▶ **Brief**
Search the data below for lines that include the word "Lisää" and state how many there are, nothing else.

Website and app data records

-- Opening Marker --

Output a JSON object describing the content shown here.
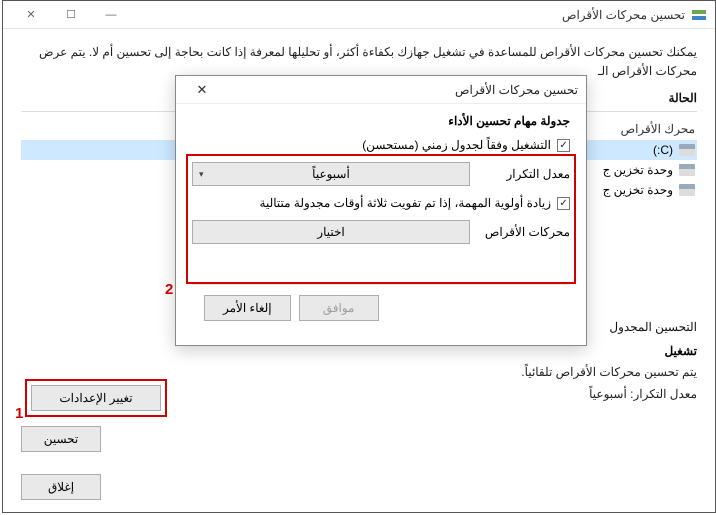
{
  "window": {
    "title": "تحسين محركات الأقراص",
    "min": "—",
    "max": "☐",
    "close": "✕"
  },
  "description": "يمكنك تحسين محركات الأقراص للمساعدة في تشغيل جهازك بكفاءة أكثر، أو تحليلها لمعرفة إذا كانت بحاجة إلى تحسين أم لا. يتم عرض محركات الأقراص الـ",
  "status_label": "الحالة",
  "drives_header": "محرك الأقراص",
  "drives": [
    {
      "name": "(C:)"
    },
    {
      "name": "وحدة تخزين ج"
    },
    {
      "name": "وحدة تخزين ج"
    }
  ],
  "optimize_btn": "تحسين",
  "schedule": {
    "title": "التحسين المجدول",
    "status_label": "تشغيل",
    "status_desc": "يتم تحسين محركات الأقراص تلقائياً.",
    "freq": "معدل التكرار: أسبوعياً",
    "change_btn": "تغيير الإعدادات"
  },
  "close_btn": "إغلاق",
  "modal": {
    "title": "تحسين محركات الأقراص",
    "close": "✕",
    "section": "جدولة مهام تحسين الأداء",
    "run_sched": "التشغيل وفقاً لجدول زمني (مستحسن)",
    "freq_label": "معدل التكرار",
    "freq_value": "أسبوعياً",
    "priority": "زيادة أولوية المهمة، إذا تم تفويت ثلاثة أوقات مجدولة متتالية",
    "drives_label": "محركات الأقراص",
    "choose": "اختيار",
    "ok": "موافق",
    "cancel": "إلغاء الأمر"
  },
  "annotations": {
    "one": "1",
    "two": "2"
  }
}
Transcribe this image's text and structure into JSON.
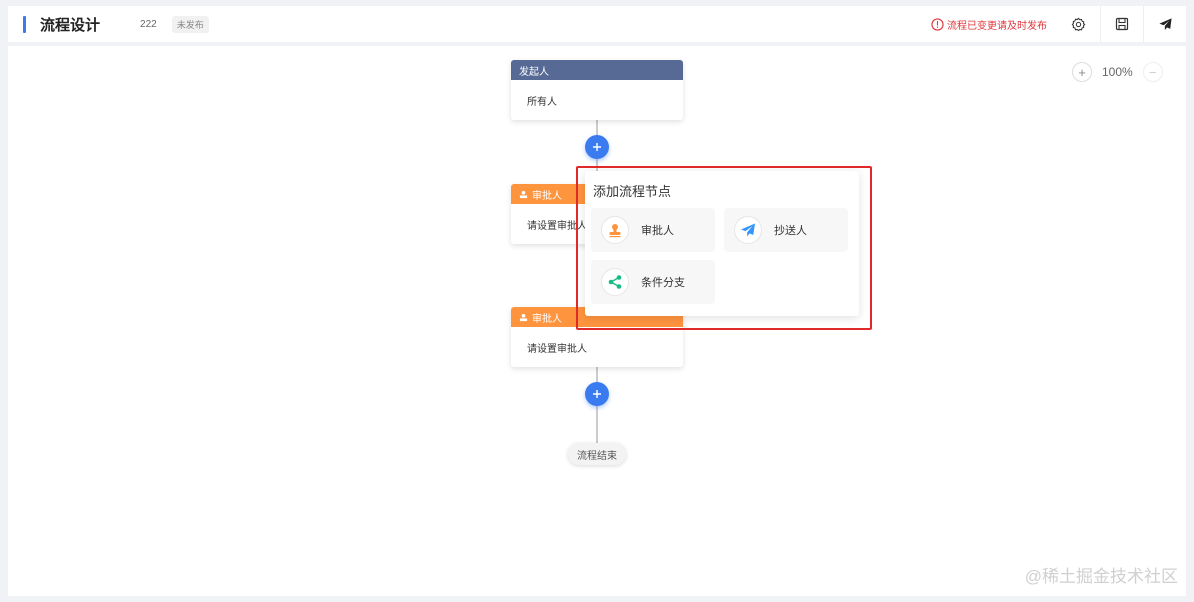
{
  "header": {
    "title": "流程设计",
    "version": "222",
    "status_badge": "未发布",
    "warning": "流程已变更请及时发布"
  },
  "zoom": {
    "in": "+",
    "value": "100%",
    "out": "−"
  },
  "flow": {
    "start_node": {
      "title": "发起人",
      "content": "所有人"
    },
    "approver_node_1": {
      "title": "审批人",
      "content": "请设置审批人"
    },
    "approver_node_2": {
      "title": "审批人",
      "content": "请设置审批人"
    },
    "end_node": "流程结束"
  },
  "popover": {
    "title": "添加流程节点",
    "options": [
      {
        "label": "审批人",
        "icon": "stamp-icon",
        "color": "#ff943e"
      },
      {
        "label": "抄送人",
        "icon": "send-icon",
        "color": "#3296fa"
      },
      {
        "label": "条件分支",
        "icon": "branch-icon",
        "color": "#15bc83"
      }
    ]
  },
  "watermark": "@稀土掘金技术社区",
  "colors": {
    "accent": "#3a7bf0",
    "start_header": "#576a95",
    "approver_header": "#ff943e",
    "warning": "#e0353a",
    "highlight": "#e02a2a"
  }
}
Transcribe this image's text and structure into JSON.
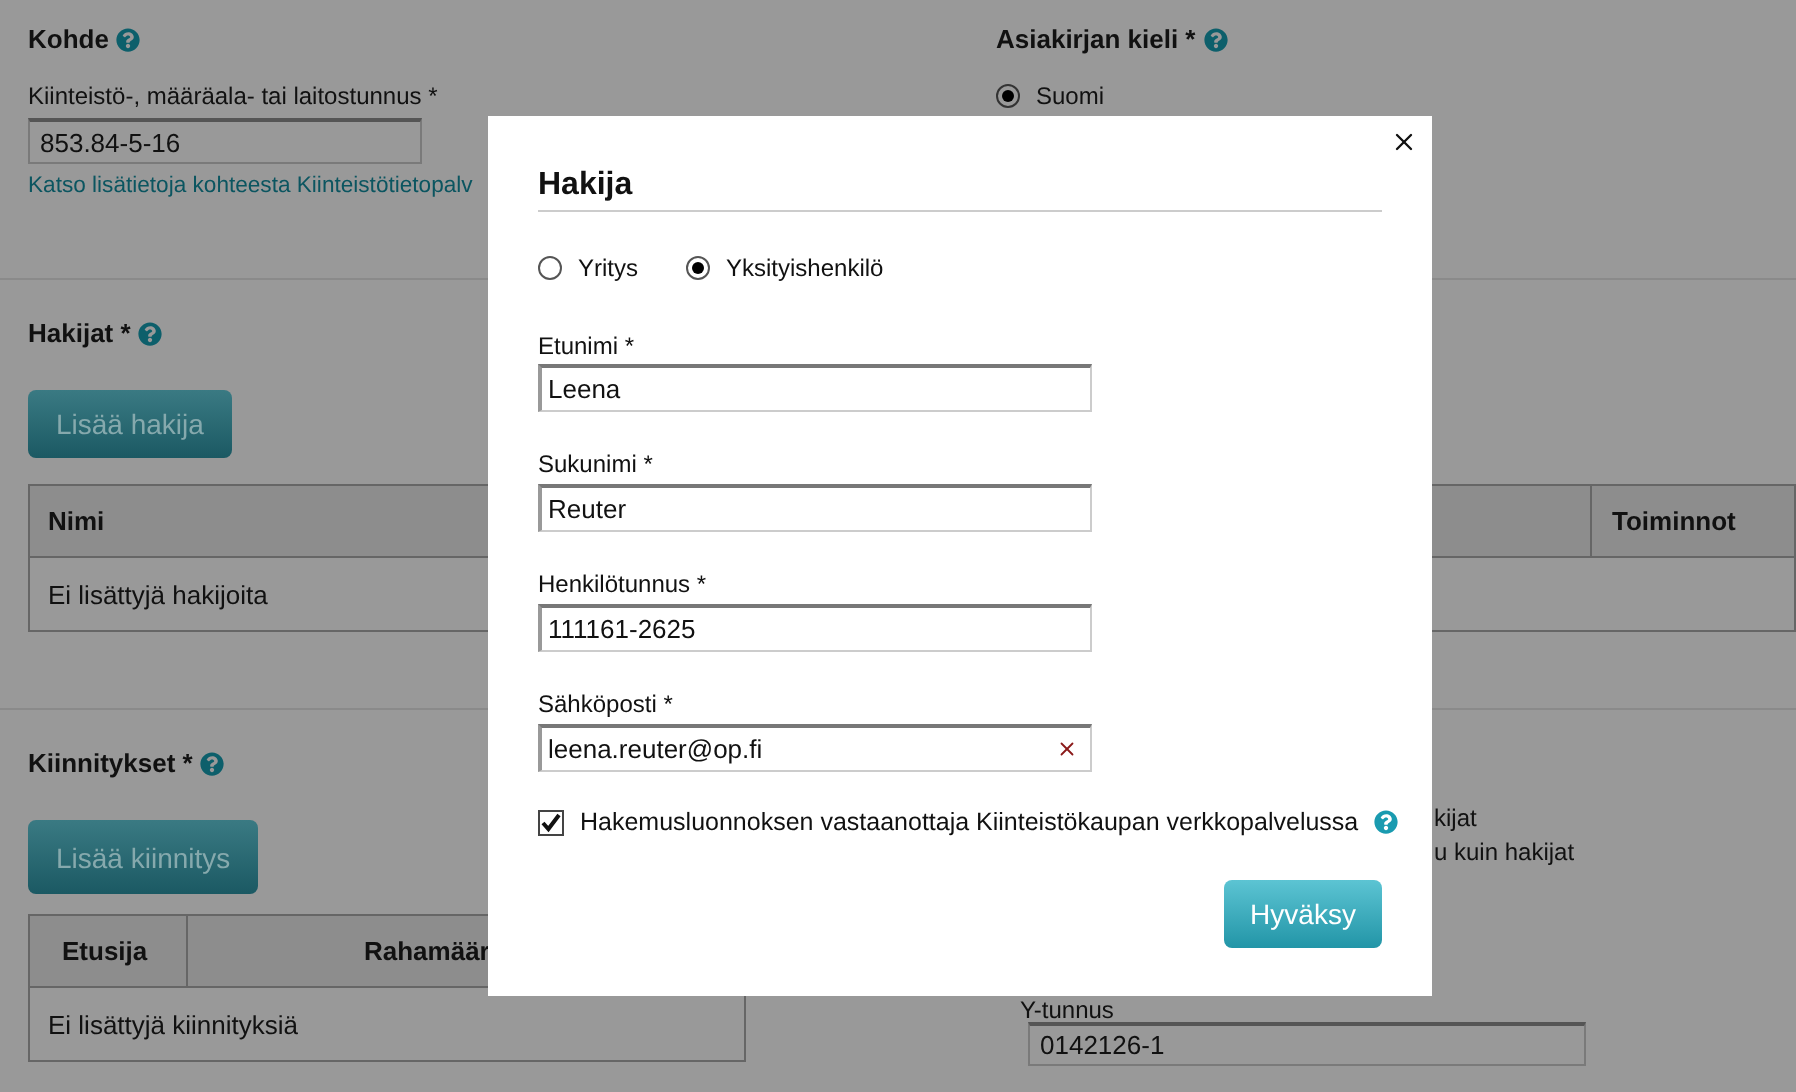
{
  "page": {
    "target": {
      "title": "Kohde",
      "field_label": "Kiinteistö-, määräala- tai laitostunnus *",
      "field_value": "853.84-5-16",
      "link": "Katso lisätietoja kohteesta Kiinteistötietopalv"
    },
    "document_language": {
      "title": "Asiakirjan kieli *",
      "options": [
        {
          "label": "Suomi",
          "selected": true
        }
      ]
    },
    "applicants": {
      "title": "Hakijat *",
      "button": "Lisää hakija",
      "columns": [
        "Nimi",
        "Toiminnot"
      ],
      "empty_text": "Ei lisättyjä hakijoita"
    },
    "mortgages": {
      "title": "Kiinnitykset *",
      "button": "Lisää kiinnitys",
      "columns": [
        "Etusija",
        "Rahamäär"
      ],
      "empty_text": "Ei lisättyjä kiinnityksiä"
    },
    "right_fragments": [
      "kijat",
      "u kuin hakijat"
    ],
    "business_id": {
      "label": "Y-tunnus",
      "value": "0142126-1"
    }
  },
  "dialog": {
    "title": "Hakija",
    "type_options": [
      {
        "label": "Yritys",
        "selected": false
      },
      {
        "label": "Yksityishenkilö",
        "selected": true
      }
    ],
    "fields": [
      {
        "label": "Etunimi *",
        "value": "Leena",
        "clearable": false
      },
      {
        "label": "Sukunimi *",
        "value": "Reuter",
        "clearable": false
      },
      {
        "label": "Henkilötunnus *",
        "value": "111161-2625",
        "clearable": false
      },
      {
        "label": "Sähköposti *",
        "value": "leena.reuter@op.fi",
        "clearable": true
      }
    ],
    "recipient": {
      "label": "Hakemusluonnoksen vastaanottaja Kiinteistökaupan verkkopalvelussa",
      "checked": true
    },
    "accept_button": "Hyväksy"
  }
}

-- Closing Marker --

▶ **Reply**
2